[Work to be completed] Below are records to give again exactly; omit each image they contain.
*** Extracted entries Section Begins ***
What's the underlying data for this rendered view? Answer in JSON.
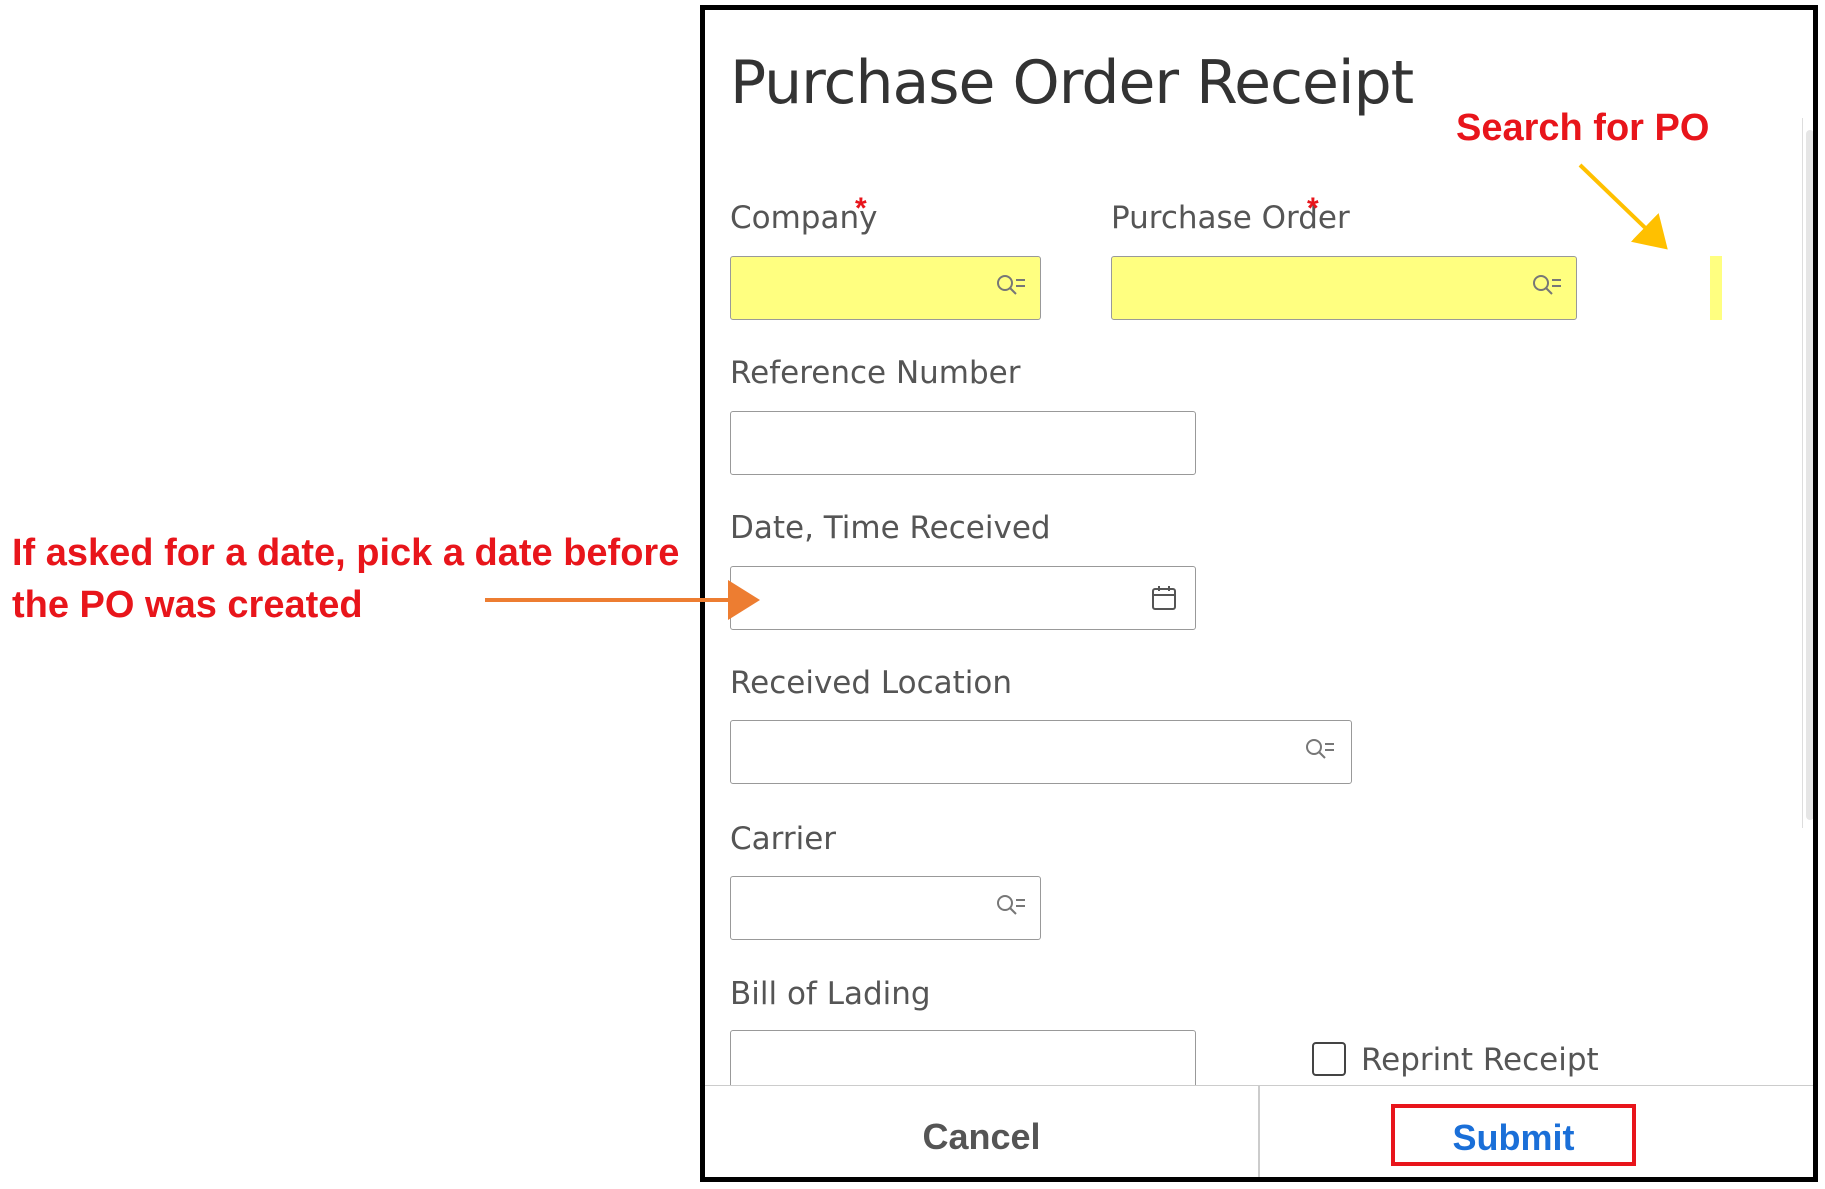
{
  "annotations": {
    "date_hint_line1": "If asked for a date, pick a date before",
    "date_hint_line2": "the PO was created",
    "search_hint": "Search for PO"
  },
  "dialog": {
    "title": "Purchase Order Receipt",
    "fields": {
      "company": {
        "label": "Company",
        "required_mark": "*",
        "value": "",
        "icon": "search-list-icon"
      },
      "purchase_order": {
        "label": "Purchase Order",
        "required_mark": "*",
        "value": "",
        "icon": "search-list-icon"
      },
      "reference_number": {
        "label": "Reference Number",
        "value": ""
      },
      "date_time_received": {
        "label": "Date, Time Received",
        "value": "",
        "icon": "calendar-icon"
      },
      "received_location": {
        "label": "Received Location",
        "value": "",
        "icon": "search-list-icon"
      },
      "carrier": {
        "label": "Carrier",
        "value": "",
        "icon": "search-list-icon"
      },
      "bill_of_lading": {
        "label": "Bill of Lading",
        "value": ""
      }
    },
    "reprint_receipt": {
      "label": "Reprint Receipt",
      "checked": false
    },
    "footer": {
      "cancel_label": "Cancel",
      "submit_label": "Submit"
    }
  },
  "colors": {
    "annotation_red": "#e8151b",
    "highlight_yellow": "#ffff80",
    "arrow_orange": "#ed7d31",
    "arrow_gold": "#ffc000",
    "submit_blue": "#1a6fd8"
  }
}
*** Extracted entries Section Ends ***
[Solved exercise]
What's the underlying data for this rendered view? Answer in JSON.
{
  "annotations": {
    "date_hint_line1": "If asked for a date, pick a date before",
    "date_hint_line2": "the PO was created",
    "search_hint": "Search for PO"
  },
  "dialog": {
    "title": "Purchase Order Receipt",
    "fields": {
      "company": {
        "label": "Company",
        "required_mark": "*",
        "value": "",
        "icon": "search-list-icon"
      },
      "purchase_order": {
        "label": "Purchase Order",
        "required_mark": "*",
        "value": "",
        "icon": "search-list-icon"
      },
      "reference_number": {
        "label": "Reference Number",
        "value": ""
      },
      "date_time_received": {
        "label": "Date, Time Received",
        "value": "",
        "icon": "calendar-icon"
      },
      "received_location": {
        "label": "Received Location",
        "value": "",
        "icon": "search-list-icon"
      },
      "carrier": {
        "label": "Carrier",
        "value": "",
        "icon": "search-list-icon"
      },
      "bill_of_lading": {
        "label": "Bill of Lading",
        "value": ""
      }
    },
    "reprint_receipt": {
      "label": "Reprint Receipt",
      "checked": false
    },
    "footer": {
      "cancel_label": "Cancel",
      "submit_label": "Submit"
    }
  },
  "colors": {
    "annotation_red": "#e8151b",
    "highlight_yellow": "#ffff80",
    "arrow_orange": "#ed7d31",
    "arrow_gold": "#ffc000",
    "submit_blue": "#1a6fd8"
  }
}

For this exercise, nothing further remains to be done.